To make the pellets, manufacturers grind dried forage, most commonly alfalfa or grass blends, to a small particle size and then make it into a pellet. The premise is to make the forage as convenient as possible without the dust usually associated with conventional hay. Forage pellets can also be used in conjunction with hay to improve the overall quality of a diet or as a way to sneak more forage into the diet of a horse that eats little hay. For horses that have lost many teeth, pellets can be wet and made into a mash or slurry. Unsoftened hay pellets can be hard, so care should be taken when feeding them to horses that bolt their feed. The quality of a forage pellet is consistent, and the form makes them easy to digest.
Other Fiber Alternatives
Beet pulp, produced by sugar beet processing, is a popular fiber source for horses because of its digestibility and palatability. Studies have shown that a horse's diet can contain up to 55% beet pulp without negative effects**. It's important to remember, however, that beet pulp's digestibility is higher than most grass hays, so ensure the horse's diet is balanced properly when making the switch. The protein content of beet pulp is low, so it is important to properly fortify the diet with additional protein if beet pulp is the primary forage source.
Brans, such as rice bran and wheat bran, are another option but are often less desirable due to their high phosphorus concentrations. If feeding bran, ensure the horse is consuming adequate calcium to keep the calcium to phosphorus ratio to at least 1:1. Additionally, remember that rice bran contains high fat levels, so it should not be used in overweight or obese horses.
Pure lawn grass clippings are unacceptable. The small particle size and high moisture content of grass cut with a lawn mower results in rapid fermentation in warm weather. Feeding lawn clippings and garden refuse can lead to colic, laminitis, and/or death and is not recommended.
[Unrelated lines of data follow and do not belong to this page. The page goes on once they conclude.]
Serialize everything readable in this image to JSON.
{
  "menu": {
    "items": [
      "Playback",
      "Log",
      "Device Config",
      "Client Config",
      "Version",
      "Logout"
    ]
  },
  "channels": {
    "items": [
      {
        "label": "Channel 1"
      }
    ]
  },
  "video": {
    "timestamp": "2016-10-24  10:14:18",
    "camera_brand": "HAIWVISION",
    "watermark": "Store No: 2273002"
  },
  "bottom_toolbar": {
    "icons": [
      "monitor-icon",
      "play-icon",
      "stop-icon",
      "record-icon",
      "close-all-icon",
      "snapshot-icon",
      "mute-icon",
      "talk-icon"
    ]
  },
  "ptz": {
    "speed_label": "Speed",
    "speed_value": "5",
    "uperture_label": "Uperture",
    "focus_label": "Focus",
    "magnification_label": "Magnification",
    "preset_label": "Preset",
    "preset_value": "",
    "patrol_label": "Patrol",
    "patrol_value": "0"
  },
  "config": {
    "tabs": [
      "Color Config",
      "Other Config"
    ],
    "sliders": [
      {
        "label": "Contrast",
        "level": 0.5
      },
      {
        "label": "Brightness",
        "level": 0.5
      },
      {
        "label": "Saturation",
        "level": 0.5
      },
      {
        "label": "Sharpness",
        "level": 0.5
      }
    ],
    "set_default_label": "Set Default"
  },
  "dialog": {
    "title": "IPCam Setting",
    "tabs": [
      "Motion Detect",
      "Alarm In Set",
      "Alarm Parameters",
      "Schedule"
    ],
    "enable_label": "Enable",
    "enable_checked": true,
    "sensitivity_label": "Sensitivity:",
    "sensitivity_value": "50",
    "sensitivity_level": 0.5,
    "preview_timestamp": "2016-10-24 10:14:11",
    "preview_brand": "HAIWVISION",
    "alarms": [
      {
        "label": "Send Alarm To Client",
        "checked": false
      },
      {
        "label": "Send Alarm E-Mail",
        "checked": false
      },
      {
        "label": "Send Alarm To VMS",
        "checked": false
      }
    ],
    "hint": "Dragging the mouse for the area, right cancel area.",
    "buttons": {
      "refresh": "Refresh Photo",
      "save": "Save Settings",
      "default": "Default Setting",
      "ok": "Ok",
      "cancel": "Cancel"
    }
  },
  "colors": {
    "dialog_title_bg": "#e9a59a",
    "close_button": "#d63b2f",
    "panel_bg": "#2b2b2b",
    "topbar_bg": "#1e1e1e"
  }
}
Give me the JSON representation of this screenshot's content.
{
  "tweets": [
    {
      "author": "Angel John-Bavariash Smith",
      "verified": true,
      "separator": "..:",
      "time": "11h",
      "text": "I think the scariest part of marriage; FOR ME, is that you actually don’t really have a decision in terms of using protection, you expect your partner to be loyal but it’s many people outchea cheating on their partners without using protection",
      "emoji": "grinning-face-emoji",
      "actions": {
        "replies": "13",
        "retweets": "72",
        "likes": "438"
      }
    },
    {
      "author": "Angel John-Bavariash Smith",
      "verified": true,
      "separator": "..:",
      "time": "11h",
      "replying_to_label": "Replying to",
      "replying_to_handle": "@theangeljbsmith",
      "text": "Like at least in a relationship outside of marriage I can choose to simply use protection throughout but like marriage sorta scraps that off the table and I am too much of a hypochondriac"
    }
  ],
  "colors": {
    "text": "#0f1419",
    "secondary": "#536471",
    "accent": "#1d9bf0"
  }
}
Haylage and silage should also be avoided. These forages are sealed in airtight containers with increased moisture content to promote fermentation of the forage. Because of the moist, airtight environment, the bacteria that cause botulism may grow if the forage is improperly baled or stored.
Standlee Premium Western Forage® has a variety of hay alternatives. Selection of any Standlee Forage product will provide high quality forage for your horse. To avoid digestive upset, the new forage products should be introduced gradually into the diet during a 7-10 day period. It is also recommended that you begin feeding these forage alternatives prior to running out of your existing hay. In other words, replacing a portion of their regular hay on a daily basis is a less drastic dietary change than to suddenly make a total switch of their forage source. If you are replacing lower quality hay with a higher quality forage product, you may need to feed less based on the body condition of the horse. If you have questions about the use of Standlee Premium Western Forage®, please feel free to contact us.
*National Research Council. 2007. Nutrient Requirements of Horses: Sixth Revised Edition. Washington, DC: The National Academies Press.
**WARREN, L. K., LAWRENCE, L. M., BREWSTER‐BARNES, T. and POWELL, D. M. (1999), The effect of dietary fibre on hydration status after dehydration with frusemide. Equine Veterinary Journal, 31: 508-513.